It is an undeniable fact that Grand Old Congress Party presence over social media was laggard and so was Rahul. Today, however, Rahul Gandhi is still nowhere near to Prime Minister Narendra Modi in the number of followers and image (Modi has 37.3 million supporters, while Rahul has quite recently contacted 4.6 million), he has figured out how to influence individuals to notice what is being posted at @OfficeofRG.
3) Gabbar Singh Tax and assault on demonetization:
Ramesh Sippy’s famous villain character from movie ‘sholey’ Gabbar Singh returned as GST as Rahul Gandhi excoriated the Centre over its ‘defective and rushed usage’ of the tax regime. “Their GST isn’t Goods and service tax. GST implies Gabbar Singh Tax. This is making a misfortune to the nation. Small businessmen are done. Millions of youngsters have been jobless. Still, the BJP government is not going to listen” he said in October just before the battle for Gujarat elections. The analogy stuck in the minds of the common people and to some degree played a crucial part in the government cutting down the GST rates of 200 things and pruning the top tax slab of 28% to only 50 things.
Gandhi likewise pummelled PM Modi’s demonetization decision and connected it to the farmer’s issues, indicating how the move was a pincer assault on the farmers during a period of agriculture distress and returning from the drought year. “Modi ordered notebandi. Nation endured enormous loses. Farmers purchase seeds by paying in real money. When you purchase seeds, do you pay mobile? Do you pay through check or credit card? Don’t comprehend what happened, but Modi propelled a serious assault on the economy of the nation without counselling anyone,” he had said.
4) One-man show in Gujarat:
Rahul Gandhi’s dauntless election battle constrained the BJP to draw out its big guns and right now, the vibes could be felt that the ground had begun slipping for BJP. Modi, who was the state’s CM for 12 years, was not just compelled to address 34 election campaigns in his home state, but rely on survey optics like arriving on a seaplane to grab attention.
On the other note, Rahul GAndhi visited no less than 25 temples, hence providing a counter to BJP’s elite claim on Hindutva. He conveyed the message that that he is an “aficionado of Lord Shiva” and, contradictory to his ancestors in the Congress, he would not hesitate to show it out in the open even at the danger of being marked as an election trick.
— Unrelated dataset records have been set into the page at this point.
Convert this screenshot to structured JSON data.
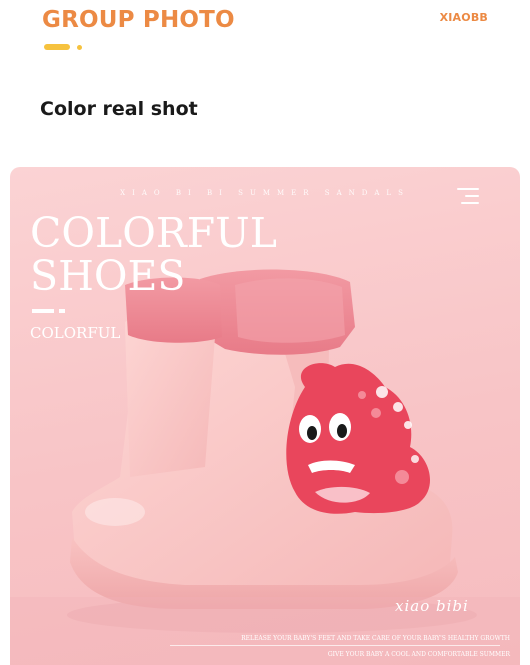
{
  "header": {
    "title": "GROUP PHOTO",
    "brand": "XIAOBB",
    "accent_color": "#ec8a44",
    "decor_color": "#f6c23e"
  },
  "section": {
    "heading": "Color real shot"
  },
  "photo": {
    "tagline": "XIAO BI BI SUMMER SANDALS",
    "menu_icon": "menu-icon",
    "title_line1": "COLORFUL",
    "title_line2": "SHOES",
    "subtitle": "COLORFUL",
    "logo": "xiao bibi",
    "caption_line1": "RELEASE YOUR BABY'S FEET AND TAKE CARE OF YOUR BABY'S HEALTHY GROWTH",
    "caption_line2": "GIVE YOUR BABY A COOL AND COMFORTABLE SUMMER",
    "product": "pink-rain-boot-with-dinosaur",
    "colors": {
      "background": "#f8c4c6",
      "boot": "#fbc6c6",
      "fleece": "#ec8a96",
      "dinosaur": "#e9465c"
    }
  }
}
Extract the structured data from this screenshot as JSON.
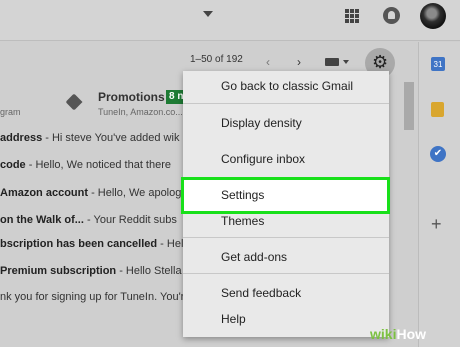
{
  "header": {
    "search_caret_icon": "caret-down-icon",
    "apps_icon": "apps-grid-icon",
    "notifications_icon": "bell-icon",
    "avatar_icon": "avatar"
  },
  "toolbar": {
    "pager_text": "1–50 of 192",
    "prev_icon": "‹",
    "next_icon": "›",
    "gear_icon": "⚙"
  },
  "tabs": {
    "promotions_label": "Promotions",
    "promotions_badge": "8 n",
    "promotions_sub": "TuneIn, Amazon.co...",
    "left_snippet": "gram"
  },
  "emails": [
    {
      "bold": "address",
      "rest": " - Hi steve You've added wik"
    },
    {
      "bold": " code",
      "rest": " - Hello, We noticed that there"
    },
    {
      "bold": "Amazon account",
      "rest": " - Hello, We apologi"
    },
    {
      "bold": "on the Walk of...",
      "rest": " - Your Reddit subs"
    },
    {
      "bold": "bscription has been cancelled",
      "rest": " - Hel"
    },
    {
      "bold": " Premium subscription",
      "rest": " - Hello Stella"
    },
    {
      "bold": "",
      "rest": "nk you for signing up for TuneIn. You're just a click away fr"
    }
  ],
  "menu": {
    "go_back": "Go back to classic Gmail",
    "display_density": "Display density",
    "configure_inbox": "Configure inbox",
    "settings": "Settings",
    "themes": "Themes",
    "get_addons": "Get add-ons",
    "send_feedback": "Send feedback",
    "help": "Help"
  },
  "sidepanel": {
    "calendar_text": "31",
    "tasks_text": "✔",
    "add_text": "+"
  },
  "watermark": {
    "wiki": "wiki",
    "how": "How"
  },
  "colors": {
    "highlight": "#18e01a",
    "badge": "#1e7b34",
    "accent_blue": "#3f74c5"
  }
}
This technique went far in affecting the conventional Hindu voters of Gujarat. In addition, Rahul Gandhi abstained from specifying Muslims particularly during his election battles, which helped in dispersing the popular notion that the Congress works for the “appeasement of Muslims”.
5) The crown of Congress president:
Rahul Gandhi turned into the fifth person from the Nehru-Gandhi family to lead the Congress party when he was made party president on December 16. He has already demonstrated how he will run the party when veteran pioneer Mani Shankar Aiyar was expelled from his membership after he called PM Modi “neech kisam ka aadmi”.
Even though he faced a lot of controversy, Rahul Gandhi has maintained to encourage the youth in politics. It seems like he have sensed the revolution in the air which is arising in every part of the nation from the past four years of growing intolerance, hate and violence in the country. His modern approach to connect with people by putting himself in their shoes is quite effective and contradictory to his own Congress or any other party of this nation.
Vision of Rahul Gandhi
The vision of Rahul Gandhi and his strategy to fight the democratic battle with love and unity is what makes the Congress Party the true representative of a united India. Going forward, he aims to put these principles into action by creating systems that provide India’s citizens with the tools and opportunities they need to reach their full potential.